-- INPUT RECORDS follows --

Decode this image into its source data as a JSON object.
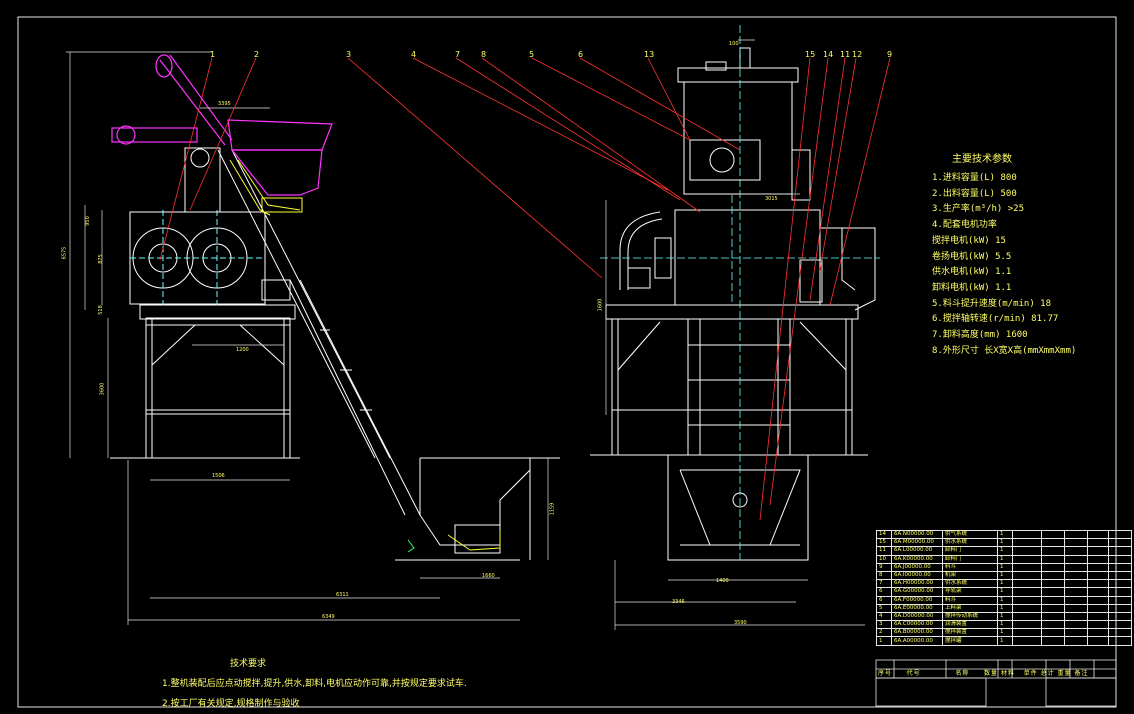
{
  "drawing": {
    "callouts": [
      "1",
      "2",
      "3",
      "4",
      "7",
      "8",
      "5",
      "6",
      "13",
      "15",
      "14",
      "11",
      "12",
      "9"
    ],
    "dims": {
      "top_width": "3395",
      "top_plat": "1200",
      "leg_span": "1506",
      "hopper_h": "1159",
      "hopper_w": "1660",
      "len1": "6311",
      "len2": "6349",
      "h_total": "6575",
      "h_tank": "1600",
      "h_body": "950",
      "h_frame": "3600",
      "h_mid": "875",
      "h_low": "518",
      "side_top": "100",
      "side_w": "1400",
      "side_w2": "3346",
      "side_w3": "3590",
      "side_mid": "3015"
    }
  },
  "params": {
    "title": "主要技术参数",
    "rows": [
      "1.进料容量(L)   800",
      "2.出料容量(L)   500",
      "3.生产率(m³/h)  >25",
      "4.配套电机功率",
      "  搅拌电机(kW)  15",
      "  卷扬电机(kW)  5.5",
      "  供水电机(kW)  1.1",
      "  卸料电机(kW)  1.1",
      "5.料斗提升速度(m/min)  18",
      "6.搅拌轴转速(r/min)  81.77",
      "7.卸料高度(mm)    1600",
      "8.外形尺寸 长X宽X高(mmXmmXmm)"
    ]
  },
  "notes": {
    "title": "技术要求",
    "items": [
      "1.整机装配后应点动搅拌,提升,供水,卸料,电机应动作可靠,并按规定要求试车.",
      "2.按工厂有关规定,规格制作与验收"
    ]
  },
  "bom": {
    "rows": [
      [
        "14",
        "6A.N00000.00",
        "供气系统",
        "1"
      ],
      [
        "15",
        "6A.M00000.00",
        "供水系统",
        "1"
      ],
      [
        "11",
        "6A.L00000.00",
        "卸料门",
        "1"
      ],
      [
        "10",
        "6A.K00000.00",
        "卸料门",
        "1"
      ],
      [
        "9",
        "6A.J00000.00",
        "料斗",
        "1"
      ],
      [
        "8",
        "6A.I00000.00",
        "机架",
        "1"
      ],
      [
        "7",
        "6A.H00000.00",
        "供水系统",
        "1"
      ],
      [
        "6",
        "6A.G00000.00",
        "导轨架",
        "1"
      ],
      [
        "6",
        "6A.F00000.00",
        "料斗",
        "1"
      ],
      [
        "5",
        "6A.E00000.00",
        "上料架",
        "1"
      ],
      [
        "4",
        "6A.D00000.00",
        "搅拌传动系统",
        "1"
      ],
      [
        "3",
        "6A.C00000.00",
        "润滑装置",
        "1"
      ],
      [
        "2",
        "6A.B00000.00",
        "搅拌装置",
        "1"
      ],
      [
        "1",
        "6A.A00000.00",
        "搅拌罐",
        "1"
      ]
    ],
    "header": [
      "序号",
      "代号",
      "名称",
      "数量",
      "材料",
      "单件",
      "总计",
      "重量",
      "备注"
    ]
  }
}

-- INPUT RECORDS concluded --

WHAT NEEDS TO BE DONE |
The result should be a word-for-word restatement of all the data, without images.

WRITTEN REPLY |
Decode this image into its source data as a JSON object.
{
  "drawing": {
    "callouts": [
      "1",
      "2",
      "3",
      "4",
      "7",
      "8",
      "5",
      "6",
      "13",
      "15",
      "14",
      "11",
      "12",
      "9"
    ],
    "dims": {
      "top_width": "3395",
      "top_plat": "1200",
      "leg_span": "1506",
      "hopper_h": "1159",
      "hopper_w": "1660",
      "len1": "6311",
      "len2": "6349",
      "h_total": "6575",
      "h_tank": "1600",
      "h_body": "950",
      "h_frame": "3600",
      "h_mid": "875",
      "h_low": "518",
      "side_top": "100",
      "side_w": "1400",
      "side_w2": "3346",
      "side_w3": "3590",
      "side_mid": "3015"
    }
  },
  "params": {
    "title": "主要技术参数",
    "rows": [
      "1.进料容量(L)   800",
      "2.出料容量(L)   500",
      "3.生产率(m³/h)  >25",
      "4.配套电机功率",
      "  搅拌电机(kW)  15",
      "  卷扬电机(kW)  5.5",
      "  供水电机(kW)  1.1",
      "  卸料电机(kW)  1.1",
      "5.料斗提升速度(m/min)  18",
      "6.搅拌轴转速(r/min)  81.77",
      "7.卸料高度(mm)    1600",
      "8.外形尺寸 长X宽X高(mmXmmXmm)"
    ]
  },
  "notes": {
    "title": "技术要求",
    "items": [
      "1.整机装配后应点动搅拌,提升,供水,卸料,电机应动作可靠,并按规定要求试车.",
      "2.按工厂有关规定,规格制作与验收"
    ]
  },
  "bom": {
    "rows": [
      [
        "14",
        "6A.N00000.00",
        "供气系统",
        "1"
      ],
      [
        "15",
        "6A.M00000.00",
        "供水系统",
        "1"
      ],
      [
        "11",
        "6A.L00000.00",
        "卸料门",
        "1"
      ],
      [
        "10",
        "6A.K00000.00",
        "卸料门",
        "1"
      ],
      [
        "9",
        "6A.J00000.00",
        "料斗",
        "1"
      ],
      [
        "8",
        "6A.I00000.00",
        "机架",
        "1"
      ],
      [
        "7",
        "6A.H00000.00",
        "供水系统",
        "1"
      ],
      [
        "6",
        "6A.G00000.00",
        "导轨架",
        "1"
      ],
      [
        "6",
        "6A.F00000.00",
        "料斗",
        "1"
      ],
      [
        "5",
        "6A.E00000.00",
        "上料架",
        "1"
      ],
      [
        "4",
        "6A.D00000.00",
        "搅拌传动系统",
        "1"
      ],
      [
        "3",
        "6A.C00000.00",
        "润滑装置",
        "1"
      ],
      [
        "2",
        "6A.B00000.00",
        "搅拌装置",
        "1"
      ],
      [
        "1",
        "6A.A00000.00",
        "搅拌罐",
        "1"
      ]
    ],
    "header": [
      "序号",
      "代号",
      "名称",
      "数量",
      "材料",
      "单件",
      "总计",
      "重量",
      "备注"
    ]
  }
}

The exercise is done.